So far I’ve been a winner in life. I have a loving, hard-headed husband, two amazing, healthy children, a nearly fully-functioning mind, and the financial means to afford therapy for those parts of my brain predisposed to short circuiting. These wins should buy me a couple of years at least. But what if that’s not enough?

Just when I was beginning to believe that winning isn’t everything, that it’s worth it to show up, play my heart out and contribute, win or not, I find out nope, winning not only feels better, it adds years to your life.

I’m in search of some extra years, stat!  If winning will bring ‘em, get out of my way.

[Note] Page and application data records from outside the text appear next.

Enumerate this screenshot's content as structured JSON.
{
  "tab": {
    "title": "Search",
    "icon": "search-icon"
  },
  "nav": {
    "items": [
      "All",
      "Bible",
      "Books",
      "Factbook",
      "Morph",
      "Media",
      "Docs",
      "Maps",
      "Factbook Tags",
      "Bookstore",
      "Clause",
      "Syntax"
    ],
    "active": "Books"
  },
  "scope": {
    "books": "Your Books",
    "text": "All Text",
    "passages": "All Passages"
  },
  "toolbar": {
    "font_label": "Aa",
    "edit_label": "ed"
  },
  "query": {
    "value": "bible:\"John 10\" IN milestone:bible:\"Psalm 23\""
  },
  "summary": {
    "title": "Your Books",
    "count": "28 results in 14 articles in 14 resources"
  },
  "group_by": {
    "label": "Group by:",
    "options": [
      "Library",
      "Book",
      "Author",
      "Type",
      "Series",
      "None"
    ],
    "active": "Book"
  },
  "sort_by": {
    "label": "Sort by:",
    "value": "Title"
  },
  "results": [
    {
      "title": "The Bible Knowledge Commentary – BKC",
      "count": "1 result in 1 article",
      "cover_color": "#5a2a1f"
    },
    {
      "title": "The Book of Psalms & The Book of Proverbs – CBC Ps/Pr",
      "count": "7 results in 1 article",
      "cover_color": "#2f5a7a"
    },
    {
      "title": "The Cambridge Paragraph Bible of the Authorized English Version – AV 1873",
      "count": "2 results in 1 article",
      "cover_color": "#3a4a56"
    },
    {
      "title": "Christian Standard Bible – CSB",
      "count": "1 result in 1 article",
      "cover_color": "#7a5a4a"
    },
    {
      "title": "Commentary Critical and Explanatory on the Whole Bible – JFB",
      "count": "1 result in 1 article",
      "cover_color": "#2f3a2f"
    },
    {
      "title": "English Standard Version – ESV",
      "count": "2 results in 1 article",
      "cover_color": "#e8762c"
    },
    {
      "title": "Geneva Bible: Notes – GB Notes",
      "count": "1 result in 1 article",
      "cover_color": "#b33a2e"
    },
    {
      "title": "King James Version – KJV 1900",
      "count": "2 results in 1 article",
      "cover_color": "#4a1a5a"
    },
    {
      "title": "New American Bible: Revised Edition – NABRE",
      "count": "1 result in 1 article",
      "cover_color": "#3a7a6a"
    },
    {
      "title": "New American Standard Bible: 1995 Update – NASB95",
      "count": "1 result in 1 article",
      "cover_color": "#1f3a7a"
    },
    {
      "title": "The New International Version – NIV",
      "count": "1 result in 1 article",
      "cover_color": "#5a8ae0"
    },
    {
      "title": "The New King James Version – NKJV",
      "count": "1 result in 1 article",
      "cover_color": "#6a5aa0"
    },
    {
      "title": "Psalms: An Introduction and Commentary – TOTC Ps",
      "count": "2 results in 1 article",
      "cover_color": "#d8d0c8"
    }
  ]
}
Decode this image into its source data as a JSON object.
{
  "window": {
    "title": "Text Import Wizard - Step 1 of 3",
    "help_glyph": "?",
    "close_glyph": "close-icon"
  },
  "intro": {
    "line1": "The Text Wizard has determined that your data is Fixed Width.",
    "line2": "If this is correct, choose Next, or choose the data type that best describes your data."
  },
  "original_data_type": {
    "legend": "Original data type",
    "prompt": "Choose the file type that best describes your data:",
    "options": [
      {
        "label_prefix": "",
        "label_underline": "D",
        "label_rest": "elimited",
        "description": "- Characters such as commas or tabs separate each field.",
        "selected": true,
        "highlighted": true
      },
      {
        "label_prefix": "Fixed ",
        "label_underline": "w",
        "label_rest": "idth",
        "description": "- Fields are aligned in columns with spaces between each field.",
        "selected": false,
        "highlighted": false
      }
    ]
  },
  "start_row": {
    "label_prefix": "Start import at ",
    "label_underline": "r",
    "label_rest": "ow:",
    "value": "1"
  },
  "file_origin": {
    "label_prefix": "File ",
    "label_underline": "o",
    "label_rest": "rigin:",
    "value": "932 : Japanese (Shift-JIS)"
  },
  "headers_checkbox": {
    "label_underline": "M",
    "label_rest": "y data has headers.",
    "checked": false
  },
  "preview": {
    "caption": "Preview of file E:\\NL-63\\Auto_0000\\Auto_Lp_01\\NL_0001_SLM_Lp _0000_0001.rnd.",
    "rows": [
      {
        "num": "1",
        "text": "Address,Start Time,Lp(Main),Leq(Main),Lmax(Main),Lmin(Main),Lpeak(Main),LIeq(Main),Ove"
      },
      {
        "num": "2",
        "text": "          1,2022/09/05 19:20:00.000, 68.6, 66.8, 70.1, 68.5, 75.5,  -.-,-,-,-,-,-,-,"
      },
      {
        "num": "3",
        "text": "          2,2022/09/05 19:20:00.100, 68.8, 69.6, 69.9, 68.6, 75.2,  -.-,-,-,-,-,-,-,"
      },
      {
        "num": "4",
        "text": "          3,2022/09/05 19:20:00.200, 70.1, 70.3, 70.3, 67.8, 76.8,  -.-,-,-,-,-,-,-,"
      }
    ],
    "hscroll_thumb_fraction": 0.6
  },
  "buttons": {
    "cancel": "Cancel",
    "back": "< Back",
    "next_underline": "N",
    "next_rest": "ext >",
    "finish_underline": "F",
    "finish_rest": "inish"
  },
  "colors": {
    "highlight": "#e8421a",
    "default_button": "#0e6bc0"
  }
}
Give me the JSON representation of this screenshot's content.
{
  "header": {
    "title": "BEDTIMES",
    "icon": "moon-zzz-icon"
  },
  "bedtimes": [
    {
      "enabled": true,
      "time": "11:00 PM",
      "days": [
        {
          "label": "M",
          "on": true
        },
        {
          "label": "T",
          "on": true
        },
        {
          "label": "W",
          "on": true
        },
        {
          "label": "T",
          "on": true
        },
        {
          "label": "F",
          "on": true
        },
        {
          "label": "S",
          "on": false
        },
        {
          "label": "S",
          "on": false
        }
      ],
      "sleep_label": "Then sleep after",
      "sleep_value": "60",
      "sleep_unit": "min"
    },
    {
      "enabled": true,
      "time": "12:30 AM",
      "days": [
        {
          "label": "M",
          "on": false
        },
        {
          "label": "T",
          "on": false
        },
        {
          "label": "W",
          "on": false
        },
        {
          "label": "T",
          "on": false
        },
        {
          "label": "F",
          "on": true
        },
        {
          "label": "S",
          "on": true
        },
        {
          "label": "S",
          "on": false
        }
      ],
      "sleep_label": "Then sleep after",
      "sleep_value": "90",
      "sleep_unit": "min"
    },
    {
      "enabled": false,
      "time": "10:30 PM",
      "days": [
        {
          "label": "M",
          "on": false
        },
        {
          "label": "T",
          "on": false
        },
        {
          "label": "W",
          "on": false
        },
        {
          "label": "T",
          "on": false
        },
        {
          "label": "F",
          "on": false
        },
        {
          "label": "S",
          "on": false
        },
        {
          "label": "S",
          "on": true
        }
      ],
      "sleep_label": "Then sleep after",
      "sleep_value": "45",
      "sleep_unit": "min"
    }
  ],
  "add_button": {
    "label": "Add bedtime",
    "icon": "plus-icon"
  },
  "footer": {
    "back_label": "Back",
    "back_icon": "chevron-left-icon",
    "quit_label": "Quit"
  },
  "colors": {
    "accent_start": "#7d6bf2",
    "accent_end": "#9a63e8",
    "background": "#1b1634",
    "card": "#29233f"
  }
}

Does it matter if my opponents are formidable or would any wins work? I’m not above getting a win off of a child or a friend. If major award winners live up to four extra years, how long would I get if I beat my kids at Twister? What about Chess? Would my extra time if I won a Yeah Write competition be measured in days? Weeks? Oh, the glory of life!

Yes, winning these contests would mean I’d be stealing years away from my less fortunate family and friends. But those losers have more time to spare. Mine is a life or death mission. Now that I know winning imparts the benefit of extra life, move over people. You’re on notice.

What’s going to give me the most life for my effort?

The chances of me winning a Nobel Prize or Academy Award are slim at this point. (Though I am open to embracing either of those distinctions. And I’ve already found the perfect dress.) In lieu of a Pulitzer Prize jackpot, I’ll have to piece together additional life by winning smaller competitions. Here’s my plan:

  • Secure Publishing Contract = 6 months per book
  • Conduct Media Tours for my books:  National Media Outlets = 1 month per; Local Media Outlets = 1 week per
  • Publish Magazine/Online Articles =  1 week per
  • Win “Freshly Pressed” Distinction =  1.5 days per
  • Win at anything against my husband =  10 hours per
  • Win at board games and hide ‘n seek against children =  2 hours per

Am I not thinking grand enough? National Book Award? Oprah Book Club 2.0? New York Times Bestseller List? I’m feeling younger already!

Seeing that my life depends on it, perhaps I should start writing my award-winning novel … In the meantime, anyone up for a friendly game of tag?